Life comes at us in waves; some are the little ones you drift over and enjoy the ride. Others are rogues that knock you down and leave you sputtering.
The waves we share in our kids’ lives come closer together, rising with the intensity of an incoming tide as our kids grow older. The early crests may be the first day of school or the first time they line up for tackle drills in pee-wee football. Short years later, you brace for the first learner’s permit and the first date. Or as in my daughter’s life, the day she picked up a gun.
I could see this wave coming. Growing up in a house between peach orchards, she often walked through them with two hunters, a pair of setters, and a Brittany “shaped like a tater.” No one was more interested in the plumage of downed quail than she.
When dove season opened, she volunteered to play retriever. Between my shots, she’d watch for birds, play with grasshoppers, and pick up spent shells. Until that year, when in a moment of quiet, she said, “Next year, I want to shoot.”
And I knew it was time.
An education in hunting
Years ago, uncles, cousins, and grandparents would have helped with the instruction. The clan would indoctrinate a culture upon the young hunter, with colorful stories applying to every situation and jokes that stuck in our minds, making us smile in the dark while we shivered in duck blinds waiting for the sun to rise. Our elders taught us first how to think and second how to act with a gun in our hands.

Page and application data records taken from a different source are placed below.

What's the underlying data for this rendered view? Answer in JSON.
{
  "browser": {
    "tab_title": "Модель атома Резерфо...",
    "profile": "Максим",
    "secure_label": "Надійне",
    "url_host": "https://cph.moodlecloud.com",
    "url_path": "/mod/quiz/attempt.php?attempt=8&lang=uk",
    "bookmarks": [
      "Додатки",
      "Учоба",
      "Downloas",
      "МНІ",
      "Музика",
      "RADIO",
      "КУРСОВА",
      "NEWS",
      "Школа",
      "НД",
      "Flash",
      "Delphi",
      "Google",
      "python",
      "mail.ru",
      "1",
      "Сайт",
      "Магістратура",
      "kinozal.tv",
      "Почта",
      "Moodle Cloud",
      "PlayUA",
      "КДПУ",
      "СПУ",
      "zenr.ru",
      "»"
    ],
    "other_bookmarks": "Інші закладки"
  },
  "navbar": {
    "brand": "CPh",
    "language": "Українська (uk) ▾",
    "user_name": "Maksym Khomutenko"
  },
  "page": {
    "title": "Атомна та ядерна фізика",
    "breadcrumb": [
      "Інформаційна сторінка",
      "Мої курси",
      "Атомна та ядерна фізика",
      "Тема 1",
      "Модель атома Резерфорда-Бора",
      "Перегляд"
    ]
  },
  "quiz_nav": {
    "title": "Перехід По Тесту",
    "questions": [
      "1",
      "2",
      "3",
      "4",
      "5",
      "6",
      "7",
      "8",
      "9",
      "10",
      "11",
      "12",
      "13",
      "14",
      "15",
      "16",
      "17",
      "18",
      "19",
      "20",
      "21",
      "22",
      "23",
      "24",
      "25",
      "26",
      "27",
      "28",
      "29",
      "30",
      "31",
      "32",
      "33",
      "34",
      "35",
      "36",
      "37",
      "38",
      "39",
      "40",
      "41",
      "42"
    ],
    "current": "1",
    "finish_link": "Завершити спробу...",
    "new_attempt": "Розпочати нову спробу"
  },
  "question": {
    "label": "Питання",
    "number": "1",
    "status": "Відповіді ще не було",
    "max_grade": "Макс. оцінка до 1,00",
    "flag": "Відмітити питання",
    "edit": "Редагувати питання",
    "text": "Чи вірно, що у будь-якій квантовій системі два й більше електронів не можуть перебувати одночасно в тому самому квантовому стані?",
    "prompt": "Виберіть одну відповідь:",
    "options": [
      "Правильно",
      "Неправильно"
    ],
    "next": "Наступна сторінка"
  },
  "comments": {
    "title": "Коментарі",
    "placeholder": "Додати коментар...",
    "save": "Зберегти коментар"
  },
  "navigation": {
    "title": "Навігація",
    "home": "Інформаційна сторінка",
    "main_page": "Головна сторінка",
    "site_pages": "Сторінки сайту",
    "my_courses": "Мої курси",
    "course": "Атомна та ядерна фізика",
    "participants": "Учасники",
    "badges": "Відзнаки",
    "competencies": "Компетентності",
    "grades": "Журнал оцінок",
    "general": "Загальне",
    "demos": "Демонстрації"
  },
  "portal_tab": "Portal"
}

With no uncles or grandparents nearby, replicating this education in modern society offered a challenge. To first learn what to think, we turned to Hunter Education class.
Sitting there that first night in a sea of teenage boys, my daughter looked small, yet tenacious. No doubt, no retreat.
Our instructor, Charlie, stood in anticipation of his mission. He walked with a stride learned by crossing a lot of fields. Though his message was scripted, his tone was clear; he wanted to put safe, young hunters in the field. Boys or girls, Charlie wanted them both as allies in the sport. He’d have made a good uncle.
Respect and responsibility were in his message, for the game and the resource. The Princess soaked it up as we watched and listened.
Safety he preached and re-preached, tossing out rules like commandments.
“What are the three rules of firearm safety?” he’d ask.
By the last session, from all sides came back, “Always point the muzzle in a safe direction. Next, open the action and make sure the gun’s unloaded. Then, make sure the safety is on.”
He used fascination like bait to keep drawing them in: “Did you know turkeys will dust themselves in fire ant hills? It takes care of parasites.”
Late in the evening, when it was time to break, he’d even toss out a bone for them to gnaw on. We ended with a tape that night. A hunter had wounded a deer that afterwards crossed onto posted property. Moral law said the hunter should follow and retrieve the deer. State law forbid trespassing. We adjourned with the problem unresolved.
On the ride home, after I’d forgotten the dilemma, the question came softly in the dark truck, “Which do you do? Follow the deer or obey the sign?”
“Try to do both,” I said. And I told an old story that I knew she’d remember with a smile on some dark morning while shivering in a duck blind waiting for the sun to come up.
In one session, he asked questions about mammals, his eyes gleaming, indulging the students with occasional stories.
“Talking about possums, that reminds me of a story. Have I told you guys about the time when I was a kid and got invited to a possum dinner? They brought the whole possum out on a tray, surrounded by potatoes, tail curled up and teeth grinnin’. I jumped up and said, ‘I think I heard my grandpa whistle for me’ and I took off.”
The time for testing came and as she stood in line waiting for her score, Charlie gave her that serious look and said, “Are you sure you filled this out right?” Her nerves and mine quivered in concert. Then he grinned and added, “ Oh, my fault, I was looking at it wrong. You got a 96.”
As a graduation celebration, we stopped for a Coke to wash down the shooter’s dust. I had no illusions that the education was over, but felt certain the process had begun. Along the way, we’d adopted uncles and cousins who would help.
I also knew there would be more waves coming and some would be rogues. But from all I’d seen, I was betting the Princess would sputter and come up swimming.